No single blood test or physical finding alone can confirm the diagnosis of rheumatoid arthritis (RA). However, two tests that detect markers of inflammation are often ordered when RA is suspected: erythrocyte sedimentation rate (ESR) and C-reactive protein (CRP). Other common tests include rheumatoid factor and anti-CCP antibodies.
RA patients in the United States
While the test results are clearly valuable to the requesting physician to inform diagnostic decisions, sponsors can also leverage this information to support patient recruitment in an increasingly competitive space. We recently evaluated how de-identified patient data from these common tests run by LabCorp can support sponsors’ clinical trials in rheumatoid arthritis. Continue reading

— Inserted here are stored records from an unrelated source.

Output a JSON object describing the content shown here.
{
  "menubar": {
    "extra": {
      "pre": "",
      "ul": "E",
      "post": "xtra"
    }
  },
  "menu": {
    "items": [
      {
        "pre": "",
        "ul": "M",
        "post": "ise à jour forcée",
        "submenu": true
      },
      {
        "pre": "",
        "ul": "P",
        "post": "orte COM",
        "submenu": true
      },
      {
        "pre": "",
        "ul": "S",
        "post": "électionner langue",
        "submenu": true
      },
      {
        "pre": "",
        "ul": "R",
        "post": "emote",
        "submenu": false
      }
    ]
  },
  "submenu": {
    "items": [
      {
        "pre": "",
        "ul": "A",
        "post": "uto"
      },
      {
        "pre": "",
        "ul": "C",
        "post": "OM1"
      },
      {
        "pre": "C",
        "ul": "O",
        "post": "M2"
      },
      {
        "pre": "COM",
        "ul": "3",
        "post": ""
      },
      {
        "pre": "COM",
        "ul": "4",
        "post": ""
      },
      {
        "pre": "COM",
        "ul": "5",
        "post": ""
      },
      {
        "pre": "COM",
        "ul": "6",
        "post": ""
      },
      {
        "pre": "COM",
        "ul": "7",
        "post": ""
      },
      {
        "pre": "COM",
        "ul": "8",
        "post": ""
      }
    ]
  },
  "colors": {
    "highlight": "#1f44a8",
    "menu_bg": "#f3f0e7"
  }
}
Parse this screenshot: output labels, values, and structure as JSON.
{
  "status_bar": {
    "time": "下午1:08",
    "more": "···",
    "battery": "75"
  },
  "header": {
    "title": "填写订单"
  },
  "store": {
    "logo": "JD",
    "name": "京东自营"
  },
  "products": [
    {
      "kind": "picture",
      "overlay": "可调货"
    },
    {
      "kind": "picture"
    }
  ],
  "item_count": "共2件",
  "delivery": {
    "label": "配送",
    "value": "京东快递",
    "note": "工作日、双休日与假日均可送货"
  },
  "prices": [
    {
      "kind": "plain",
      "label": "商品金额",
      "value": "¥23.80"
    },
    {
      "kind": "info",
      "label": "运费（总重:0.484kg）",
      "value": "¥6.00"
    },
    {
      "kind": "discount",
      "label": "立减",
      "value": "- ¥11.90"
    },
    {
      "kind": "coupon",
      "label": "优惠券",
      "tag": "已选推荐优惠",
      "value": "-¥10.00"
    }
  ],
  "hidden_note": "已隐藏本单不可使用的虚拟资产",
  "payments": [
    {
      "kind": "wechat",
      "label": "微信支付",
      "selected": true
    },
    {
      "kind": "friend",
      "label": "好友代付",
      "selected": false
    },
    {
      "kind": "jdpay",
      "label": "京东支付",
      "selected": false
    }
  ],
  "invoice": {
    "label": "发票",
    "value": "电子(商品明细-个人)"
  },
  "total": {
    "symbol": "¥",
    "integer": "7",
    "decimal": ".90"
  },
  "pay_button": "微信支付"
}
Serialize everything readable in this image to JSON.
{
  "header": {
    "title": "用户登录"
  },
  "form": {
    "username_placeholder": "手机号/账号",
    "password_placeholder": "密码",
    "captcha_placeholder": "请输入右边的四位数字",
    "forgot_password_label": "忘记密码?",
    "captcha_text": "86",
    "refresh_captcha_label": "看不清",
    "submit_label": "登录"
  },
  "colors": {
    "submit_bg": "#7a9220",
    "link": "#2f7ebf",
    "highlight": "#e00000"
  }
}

A recent study by Tufts Center for the Study of Drug Development, based on a survey of 2,000 physicians and nurses primarily in the United States and Europe, found that 91% of physicians feel ‘somewhat’ or ‘very’ comfortable discussing the opportunity to participate in a clinical trial with patients, but actually refer less than 0.2% of their patients into clinical trials.1 In conjunction, more than 80% of patients say they are willing to participate in clinical research studies, but only around 10% actually do so.2 It is further reported that while 85% of patients are generally comfortable presenting any clinical research information they find to their doctor, only 17% have actually done so.3 And what of those patients that are interested in participating in a clinical study only to find they are ineligible? When queried on next steps after finding out he/she did not qualify, 36% stopped looking for a clinical research study to participate in.3 This latter fact is a staggering waste of potential when you consider that there are currently >130 planned or ongoing industry-sponsored Phase II-III rheumatoid arthritis (RA) studies to choose from (>210 when you consider any type of study sponsor).4